will’s review published on Letterboxd:
don't try to understand it. feel it
the unreal here is an anxiety, and it always is in nolan's films. it's an anxiety that invades the real world. but it's logical, principled, and able to be understood as an extension of our own reality. its end here is pure annihilation. inescapable void. a function of this anxiety manifests in words, exposition. nolan can't escape the overwhelming drive to make things understandable. he even has robert pattinson explain (in the cut, thankfully) to one of the other clueless, normal people (like us). but there's a wonderfully orchestrated sequence which would have through image revealed to us the incredible power of the conceit here. actually, everything clearly is orchestrated here, therefore self-evident in its machinery. but nolan cannot help but use both word and gesture (tenet), even when they cancel each other like wave interference. left with the ripples, we see a play that's already fizzled out go back through the motions, like a rehearsal. it's a fantastical world that somehow ends up back where it started -- reality.
what good is someone's word in our line of business?
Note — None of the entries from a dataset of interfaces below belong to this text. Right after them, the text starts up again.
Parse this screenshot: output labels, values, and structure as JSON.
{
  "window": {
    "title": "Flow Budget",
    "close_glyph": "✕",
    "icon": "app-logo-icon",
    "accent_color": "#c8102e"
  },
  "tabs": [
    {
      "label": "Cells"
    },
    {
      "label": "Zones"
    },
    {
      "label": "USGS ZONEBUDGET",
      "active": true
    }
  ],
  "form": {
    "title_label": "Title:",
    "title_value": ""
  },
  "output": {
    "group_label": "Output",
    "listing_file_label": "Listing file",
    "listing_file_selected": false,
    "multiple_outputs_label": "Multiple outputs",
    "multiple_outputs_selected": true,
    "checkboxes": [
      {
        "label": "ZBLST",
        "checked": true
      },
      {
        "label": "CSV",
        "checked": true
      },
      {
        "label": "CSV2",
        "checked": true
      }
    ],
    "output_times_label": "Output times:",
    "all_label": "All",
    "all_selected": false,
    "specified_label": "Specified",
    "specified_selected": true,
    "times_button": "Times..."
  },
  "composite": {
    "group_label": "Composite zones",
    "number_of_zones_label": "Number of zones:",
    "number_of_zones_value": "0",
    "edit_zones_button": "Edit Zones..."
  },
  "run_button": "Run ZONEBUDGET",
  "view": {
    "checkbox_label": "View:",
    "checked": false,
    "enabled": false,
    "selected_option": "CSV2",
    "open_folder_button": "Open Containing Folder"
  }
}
tenet is a beautiful contradiction, and probably nolan's greatest success. a serious devotion to the silly, but a refusal to yield to the unreal, and this nolanish convention is stretched to its utter limits. this film asks in its continuity, in the year 2020: how much longer can we resist the unreal? the idea in all of its various, weighted contexts: like the images we take for granted. the oceans, the land. a film made before a pandemic seems to gravitate towards a critical moment, as a whole industry buckles under duress at the continuity being shifted. and reality will be brokered once more, already has for so much of the world -- but the pulse was felt here. one that might be so banal and/or empty that someday i'll be embarrassed i spent the time here to demarcate it. time, only time will tell.